From Goa, with love
A call to Goan food expert, restaurateur Meldan D'Cunha confirmed this. "Goa has the Hindu Gomantak style of cooking and the Catholic style (influenced by the Portuguese)," pointed out D’Cunha, owner Soul Fry, Bandra. "The Gomantak cuisine does not use beef and pork like the Christian community. The dishes mainly include gravies. The names of some dishes are common in both communities, for example, Xacutti in the Christian community is spelt as Shagaoti in its Gomantak form. The curries are more yellow, orange or brown in colour in Gomantak cooking," he says.
Spot the difference
"In a Goan curry, fresh masalas are used and the curry is reddish in colour. Gomantak food uses Kokam, raw mango, lime and tamarind while the Portuguese style uses a lot of vinegar and also uses coconut milk," says food historian, Mohsina Mukadam. "You will also find the use of Byadagi chillies and Sankeshwari chillies sometimes mixed with Kashmiri chillies in the Gomantak style of cooking, she adds.
The Konkan connect
Goa shares a border with Karnataka and Maharashtra and cross influences are seen in the cuisines. "The Gomantak cuisine is not just from Goa but found majorly in areas of Mangalore like Karvar too. There is no use of garam masala in this style of cooking, it’s not pungent and doesn't use strong flavours," shares Smita Deo, home-chef and author of the book From Karvar To Kolhapur Via Mumbai. "In Goa, the original cuisine was the Hindu style. It wasn’t popular with tourists for many years as opposed to the Catholic styles, which were heavily marketed. There were no restaurants in Goa serving Gomantak food. It has caught up in the last decade," says Deepa Awchat, owner Goa Portuguesa. "Gomantak food has many vegetarian options. They also include fruits like raw papaya, jackfruit and pineapple in their food," she adds.
"In northern and southern Konkan and Malwan, the coconut and onion are roasted and ground to paste," says Mukadam, adding that the differences are minor but exist. Earlier restaurants, which functioned more as a community mess, offered specific community-based cuisine. Today, it is more cosmopolitan, for example, the Bombil is found in all Gomantak menus but not found in Goa. It is popular in North Konkan, Mumbai, Thane and Raigad," she sums up.
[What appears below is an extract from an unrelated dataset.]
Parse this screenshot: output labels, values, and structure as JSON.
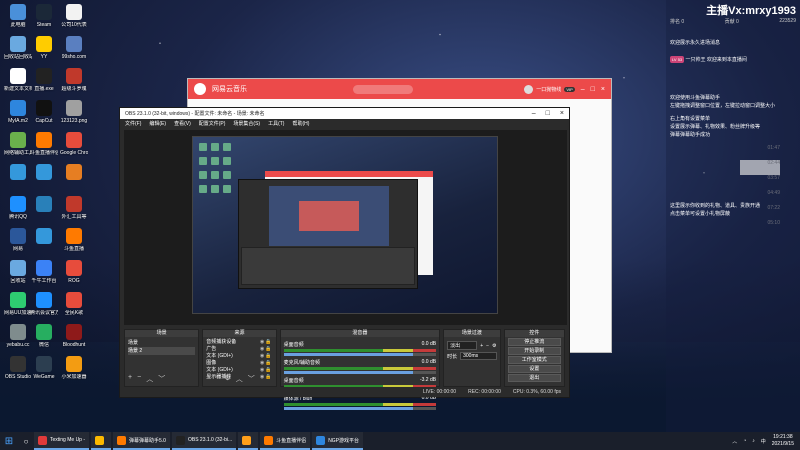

Time: 11 am to 4 pm, 7 pm to 11.30 pm
At: Near Khar Railway Station, Khar (W).
Aradhana Coastal Delight didn’t know we were there. the guide reviews anonymously and pays for its meals
In the city
While most experts believe that it is difficult to find authentic Gomantak cuisine in Mumbai, here are some of their picks for a good Gomantak Thali
>> Highway Gomantak
Time: 11.30 am to 3.30 PM, 7 pm to 10.30 pm
At: 44/2179, Gandhi Nagar, Behind Maratha Store, Service Road, Bandra (E).
>> Gomantak Boarding House
Time: 11.30 am to 3.30 pm, 7.30 pm to 11.30 pm
At: 301, Miranda Chal, NC Kelkar Road. Dadar (W).
>> Saayba Hotel
Time: 11.30 am to 3.30 pm, 7.30 pm to 11.30 PM
At: Shop No 1 & 2, Zarina CHS, S.V.Road, Bandra (W).